App and web page records
━━━━
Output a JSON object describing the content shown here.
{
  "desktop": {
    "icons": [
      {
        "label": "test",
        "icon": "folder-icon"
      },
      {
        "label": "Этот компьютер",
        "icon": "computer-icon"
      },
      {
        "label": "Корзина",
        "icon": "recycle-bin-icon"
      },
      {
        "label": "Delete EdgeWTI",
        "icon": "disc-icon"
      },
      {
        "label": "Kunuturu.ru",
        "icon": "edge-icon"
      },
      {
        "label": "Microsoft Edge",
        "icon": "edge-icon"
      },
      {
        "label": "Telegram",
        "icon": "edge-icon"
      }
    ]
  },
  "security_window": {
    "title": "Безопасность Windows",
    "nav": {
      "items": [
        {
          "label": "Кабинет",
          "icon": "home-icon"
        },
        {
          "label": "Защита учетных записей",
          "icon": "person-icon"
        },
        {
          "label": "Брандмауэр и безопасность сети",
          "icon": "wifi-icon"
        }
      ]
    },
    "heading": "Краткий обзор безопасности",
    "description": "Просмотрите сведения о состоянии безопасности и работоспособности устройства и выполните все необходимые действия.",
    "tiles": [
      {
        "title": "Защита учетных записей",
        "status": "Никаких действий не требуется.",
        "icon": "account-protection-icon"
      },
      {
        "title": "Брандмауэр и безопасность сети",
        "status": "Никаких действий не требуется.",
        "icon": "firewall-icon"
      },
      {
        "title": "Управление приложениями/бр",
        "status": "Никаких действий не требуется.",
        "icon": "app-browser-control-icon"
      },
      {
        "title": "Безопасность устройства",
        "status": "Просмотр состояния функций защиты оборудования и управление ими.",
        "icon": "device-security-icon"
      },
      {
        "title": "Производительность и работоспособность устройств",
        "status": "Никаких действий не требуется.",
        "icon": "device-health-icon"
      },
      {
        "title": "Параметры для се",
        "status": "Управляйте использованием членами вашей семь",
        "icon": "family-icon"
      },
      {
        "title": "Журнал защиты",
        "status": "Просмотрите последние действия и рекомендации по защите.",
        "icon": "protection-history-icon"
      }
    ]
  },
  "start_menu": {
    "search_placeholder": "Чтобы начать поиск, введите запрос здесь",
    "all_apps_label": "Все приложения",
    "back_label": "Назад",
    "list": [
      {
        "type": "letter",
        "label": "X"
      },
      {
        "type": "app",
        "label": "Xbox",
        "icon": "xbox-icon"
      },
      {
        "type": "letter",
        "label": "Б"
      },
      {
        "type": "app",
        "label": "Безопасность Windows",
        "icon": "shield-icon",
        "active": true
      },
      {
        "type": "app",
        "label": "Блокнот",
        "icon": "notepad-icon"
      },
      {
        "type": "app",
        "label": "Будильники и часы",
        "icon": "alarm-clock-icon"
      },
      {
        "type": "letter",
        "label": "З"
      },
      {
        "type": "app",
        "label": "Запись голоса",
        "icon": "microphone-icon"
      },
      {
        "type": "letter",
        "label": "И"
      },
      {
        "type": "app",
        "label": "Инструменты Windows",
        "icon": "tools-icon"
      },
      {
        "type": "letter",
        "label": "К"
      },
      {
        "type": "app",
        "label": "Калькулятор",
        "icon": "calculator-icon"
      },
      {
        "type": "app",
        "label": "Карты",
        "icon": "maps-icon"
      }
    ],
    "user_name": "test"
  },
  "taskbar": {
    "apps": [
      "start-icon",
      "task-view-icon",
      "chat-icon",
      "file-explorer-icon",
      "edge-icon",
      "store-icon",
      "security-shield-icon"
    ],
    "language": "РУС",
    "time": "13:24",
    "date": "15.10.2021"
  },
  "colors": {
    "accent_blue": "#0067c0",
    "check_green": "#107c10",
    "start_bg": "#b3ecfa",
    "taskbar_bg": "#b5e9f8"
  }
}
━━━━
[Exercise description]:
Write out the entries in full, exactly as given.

[Exercise answer]:
Output a JSON object describing the content shown here.
{
  "desktop": {
    "icons": [
      {
        "label": "test",
        "icon": "folder-icon"
      },
      {
        "label": "Этот компьютер",
        "icon": "computer-icon"
      },
      {
        "label": "Корзина",
        "icon": "recycle-bin-icon"
      },
      {
        "label": "Delete EdgeWTI",
        "icon": "disc-icon"
      },
      {
        "label": "Kunuturu.ru",
        "icon": "edge-icon"
      },
      {
        "label": "Microsoft Edge",
        "icon": "edge-icon"
      },
      {
        "label": "Telegram",
        "icon": "edge-icon"
      }
    ]
  },
  "security_window": {
    "title": "Безопасность Windows",
    "nav": {
      "items": [
        {
          "label": "Кабинет",
          "icon": "home-icon"
        },
        {
          "label": "Защита учетных записей",
          "icon": "person-icon"
        },
        {
          "label": "Брандмауэр и безопасность сети",
          "icon": "wifi-icon"
        }
      ]
    },
    "heading": "Краткий обзор безопасности",
    "description": "Просмотрите сведения о состоянии безопасности и работоспособности устройства и выполните все необходимые действия.",
    "tiles": [
      {
        "title": "Защита учетных записей",
        "status": "Никаких действий не требуется.",
        "icon": "account-protection-icon"
      },
      {
        "title": "Брандмауэр и безопасность сети",
        "status": "Никаких действий не требуется.",
        "icon": "firewall-icon"
      },
      {
        "title": "Управление приложениями/бр",
        "status": "Никаких действий не требуется.",
        "icon": "app-browser-control-icon"
      },
      {
        "title": "Безопасность устройства",
        "status": "Просмотр состояния функций защиты оборудования и управление ими.",
        "icon": "device-security-icon"
      },
      {
        "title": "Производительность и работоспособность устройств",
        "status": "Никаких действий не требуется.",
        "icon": "device-health-icon"
      },
      {
        "title": "Параметры для се",
        "status": "Управляйте использованием членами вашей семь",
        "icon": "family-icon"
      },
      {
        "title": "Журнал защиты",
        "status": "Просмотрите последние действия и рекомендации по защите.",
        "icon": "protection-history-icon"
      }
    ]
  },
  "start_menu": {
    "search_placeholder": "Чтобы начать поиск, введите запрос здесь",
    "all_apps_label": "Все приложения",
    "back_label": "Назад",
    "list": [
      {
        "type": "letter",
        "label": "X"
      },
      {
        "type": "app",
        "label": "Xbox",
        "icon": "xbox-icon"
      },
      {
        "type": "letter",
        "label": "Б"
      },
      {
        "type": "app",
        "label": "Безопасность Windows",
        "icon": "shield-icon",
        "active": true
      },
      {
        "type": "app",
        "label": "Блокнот",
        "icon": "notepad-icon"
      },
      {
        "type": "app",
        "label": "Будильники и часы",
        "icon": "alarm-clock-icon"
      },
      {
        "type": "letter",
        "label": "З"
      },
      {
        "type": "app",
        "label": "Запись голоса",
        "icon": "microphone-icon"
      },
      {
        "type": "letter",
        "label": "И"
      },
      {
        "type": "app",
        "label": "Инструменты Windows",
        "icon": "tools-icon"
      },
      {
        "type": "letter",
        "label": "К"
      },
      {
        "type": "app",
        "label": "Калькулятор",
        "icon": "calculator-icon"
      },
      {
        "type": "app",
        "label": "Карты",
        "icon": "maps-icon"
      }
    ],
    "user_name": "test"
  },
  "taskbar": {
    "apps": [
      "start-icon",
      "task-view-icon",
      "chat-icon",
      "file-explorer-icon",
      "edge-icon",
      "store-icon",
      "security-shield-icon"
    ],
    "language": "РУС",
    "time": "13:24",
    "date": "15.10.2021"
  },
  "colors": {
    "accent_blue": "#0067c0",
    "check_green": "#107c10",
    "start_bg": "#b3ecfa",
    "taskbar_bg": "#b5e9f8"
  }
}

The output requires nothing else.